(Records for the exercise):
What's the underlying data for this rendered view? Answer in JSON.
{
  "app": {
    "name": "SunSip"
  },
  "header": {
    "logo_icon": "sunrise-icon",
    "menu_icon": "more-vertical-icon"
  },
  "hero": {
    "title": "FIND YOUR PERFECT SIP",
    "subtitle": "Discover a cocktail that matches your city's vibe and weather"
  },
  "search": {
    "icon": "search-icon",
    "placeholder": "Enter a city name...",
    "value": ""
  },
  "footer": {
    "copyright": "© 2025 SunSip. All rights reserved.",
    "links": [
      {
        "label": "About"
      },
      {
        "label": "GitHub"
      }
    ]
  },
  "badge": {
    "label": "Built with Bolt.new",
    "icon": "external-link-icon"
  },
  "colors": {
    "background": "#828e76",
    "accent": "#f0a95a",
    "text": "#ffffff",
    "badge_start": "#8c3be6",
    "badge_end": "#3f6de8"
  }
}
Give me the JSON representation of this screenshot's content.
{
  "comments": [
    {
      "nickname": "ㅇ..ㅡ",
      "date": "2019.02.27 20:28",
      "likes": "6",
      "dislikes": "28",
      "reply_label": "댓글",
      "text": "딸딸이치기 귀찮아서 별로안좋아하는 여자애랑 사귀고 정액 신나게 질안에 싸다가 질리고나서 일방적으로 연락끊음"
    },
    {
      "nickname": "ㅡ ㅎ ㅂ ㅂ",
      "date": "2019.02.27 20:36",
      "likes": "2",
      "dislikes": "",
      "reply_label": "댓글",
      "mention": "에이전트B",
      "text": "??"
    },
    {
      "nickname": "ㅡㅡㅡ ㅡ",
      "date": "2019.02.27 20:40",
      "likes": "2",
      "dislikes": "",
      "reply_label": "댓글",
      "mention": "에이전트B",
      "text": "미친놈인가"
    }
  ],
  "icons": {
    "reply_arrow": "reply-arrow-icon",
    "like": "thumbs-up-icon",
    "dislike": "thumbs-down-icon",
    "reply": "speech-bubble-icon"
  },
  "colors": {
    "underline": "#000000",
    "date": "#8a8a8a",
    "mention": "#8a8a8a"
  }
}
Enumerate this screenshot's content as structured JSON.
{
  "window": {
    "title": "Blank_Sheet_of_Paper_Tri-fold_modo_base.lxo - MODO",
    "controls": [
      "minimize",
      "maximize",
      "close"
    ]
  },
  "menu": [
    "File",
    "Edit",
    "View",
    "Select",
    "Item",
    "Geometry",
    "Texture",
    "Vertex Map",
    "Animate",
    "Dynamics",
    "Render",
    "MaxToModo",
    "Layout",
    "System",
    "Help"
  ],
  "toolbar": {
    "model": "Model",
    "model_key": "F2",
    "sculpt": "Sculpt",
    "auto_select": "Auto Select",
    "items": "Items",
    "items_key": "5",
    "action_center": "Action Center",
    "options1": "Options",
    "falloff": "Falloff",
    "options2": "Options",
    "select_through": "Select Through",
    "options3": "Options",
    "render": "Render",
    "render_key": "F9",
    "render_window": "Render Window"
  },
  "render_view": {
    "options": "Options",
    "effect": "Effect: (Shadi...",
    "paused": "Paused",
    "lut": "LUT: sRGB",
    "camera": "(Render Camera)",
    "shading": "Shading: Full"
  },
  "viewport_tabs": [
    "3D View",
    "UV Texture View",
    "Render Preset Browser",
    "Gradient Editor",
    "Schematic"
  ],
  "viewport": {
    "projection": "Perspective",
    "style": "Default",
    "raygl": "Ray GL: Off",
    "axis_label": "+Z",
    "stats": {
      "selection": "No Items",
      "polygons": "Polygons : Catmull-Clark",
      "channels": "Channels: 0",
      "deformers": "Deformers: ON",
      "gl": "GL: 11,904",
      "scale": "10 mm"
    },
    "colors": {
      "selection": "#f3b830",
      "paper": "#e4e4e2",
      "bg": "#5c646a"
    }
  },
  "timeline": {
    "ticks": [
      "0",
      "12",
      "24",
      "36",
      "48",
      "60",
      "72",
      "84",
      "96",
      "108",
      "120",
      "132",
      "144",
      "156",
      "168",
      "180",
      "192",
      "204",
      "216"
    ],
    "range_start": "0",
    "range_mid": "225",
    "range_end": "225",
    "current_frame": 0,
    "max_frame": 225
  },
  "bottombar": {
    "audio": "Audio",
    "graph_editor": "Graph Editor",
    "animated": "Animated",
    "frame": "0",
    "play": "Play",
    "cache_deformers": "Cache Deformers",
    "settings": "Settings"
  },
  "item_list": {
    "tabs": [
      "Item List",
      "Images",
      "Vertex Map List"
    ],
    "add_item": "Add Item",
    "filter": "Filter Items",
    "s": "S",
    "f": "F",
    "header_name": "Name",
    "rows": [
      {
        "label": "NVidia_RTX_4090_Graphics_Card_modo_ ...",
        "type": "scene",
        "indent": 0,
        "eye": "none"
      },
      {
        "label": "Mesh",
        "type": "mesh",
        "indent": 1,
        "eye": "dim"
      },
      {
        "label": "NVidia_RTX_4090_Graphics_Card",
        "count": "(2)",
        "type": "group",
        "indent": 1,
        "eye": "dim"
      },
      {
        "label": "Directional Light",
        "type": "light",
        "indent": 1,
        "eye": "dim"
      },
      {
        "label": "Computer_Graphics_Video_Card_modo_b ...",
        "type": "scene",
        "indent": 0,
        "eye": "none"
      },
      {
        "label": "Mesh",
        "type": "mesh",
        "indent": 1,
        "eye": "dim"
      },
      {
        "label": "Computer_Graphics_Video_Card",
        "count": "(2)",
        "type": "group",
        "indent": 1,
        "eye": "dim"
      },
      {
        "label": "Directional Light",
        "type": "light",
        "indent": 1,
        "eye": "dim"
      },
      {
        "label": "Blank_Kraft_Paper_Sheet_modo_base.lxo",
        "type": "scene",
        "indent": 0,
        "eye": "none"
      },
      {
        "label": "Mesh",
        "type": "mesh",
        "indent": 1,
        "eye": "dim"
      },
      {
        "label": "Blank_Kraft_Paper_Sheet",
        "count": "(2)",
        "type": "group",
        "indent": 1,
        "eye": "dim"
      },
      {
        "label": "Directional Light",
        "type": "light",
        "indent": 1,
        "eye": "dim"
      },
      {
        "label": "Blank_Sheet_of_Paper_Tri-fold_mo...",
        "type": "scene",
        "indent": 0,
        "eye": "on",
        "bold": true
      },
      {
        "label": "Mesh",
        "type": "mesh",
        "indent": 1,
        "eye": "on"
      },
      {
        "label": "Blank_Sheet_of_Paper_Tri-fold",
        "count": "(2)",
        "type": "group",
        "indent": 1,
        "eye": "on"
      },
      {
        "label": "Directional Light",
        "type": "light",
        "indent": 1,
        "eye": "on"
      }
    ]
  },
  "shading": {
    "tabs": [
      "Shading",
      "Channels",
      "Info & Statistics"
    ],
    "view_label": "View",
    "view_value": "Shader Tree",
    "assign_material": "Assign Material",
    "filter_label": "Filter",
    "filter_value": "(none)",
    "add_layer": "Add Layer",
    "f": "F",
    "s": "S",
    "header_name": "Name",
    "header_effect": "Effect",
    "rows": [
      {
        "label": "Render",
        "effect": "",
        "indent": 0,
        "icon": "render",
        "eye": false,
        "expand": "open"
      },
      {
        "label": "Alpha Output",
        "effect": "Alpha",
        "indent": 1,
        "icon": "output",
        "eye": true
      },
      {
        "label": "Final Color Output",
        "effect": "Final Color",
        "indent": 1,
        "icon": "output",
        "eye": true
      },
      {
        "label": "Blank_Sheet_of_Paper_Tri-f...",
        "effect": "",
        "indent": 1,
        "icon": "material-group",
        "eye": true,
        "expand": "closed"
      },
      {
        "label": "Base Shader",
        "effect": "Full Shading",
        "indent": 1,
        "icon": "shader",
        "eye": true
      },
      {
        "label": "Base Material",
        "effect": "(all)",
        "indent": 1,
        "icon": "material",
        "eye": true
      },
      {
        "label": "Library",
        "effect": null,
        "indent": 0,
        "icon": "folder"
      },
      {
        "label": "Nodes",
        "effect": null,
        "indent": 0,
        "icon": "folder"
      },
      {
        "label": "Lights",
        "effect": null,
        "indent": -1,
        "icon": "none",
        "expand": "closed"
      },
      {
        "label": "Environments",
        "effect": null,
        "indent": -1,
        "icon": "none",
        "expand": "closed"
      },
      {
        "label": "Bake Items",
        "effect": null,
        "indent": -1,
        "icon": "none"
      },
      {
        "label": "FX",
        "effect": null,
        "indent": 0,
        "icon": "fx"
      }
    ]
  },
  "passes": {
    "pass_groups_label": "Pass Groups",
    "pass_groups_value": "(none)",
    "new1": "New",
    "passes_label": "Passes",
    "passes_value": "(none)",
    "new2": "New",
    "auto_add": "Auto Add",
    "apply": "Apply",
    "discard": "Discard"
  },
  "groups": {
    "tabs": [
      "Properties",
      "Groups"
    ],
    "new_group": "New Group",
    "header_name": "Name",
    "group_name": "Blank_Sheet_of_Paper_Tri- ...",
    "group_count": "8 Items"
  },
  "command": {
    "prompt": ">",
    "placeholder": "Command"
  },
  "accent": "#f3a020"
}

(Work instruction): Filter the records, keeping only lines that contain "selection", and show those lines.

(Response to the task):
      "selection": "No Items",
      "selection": "#f3b830",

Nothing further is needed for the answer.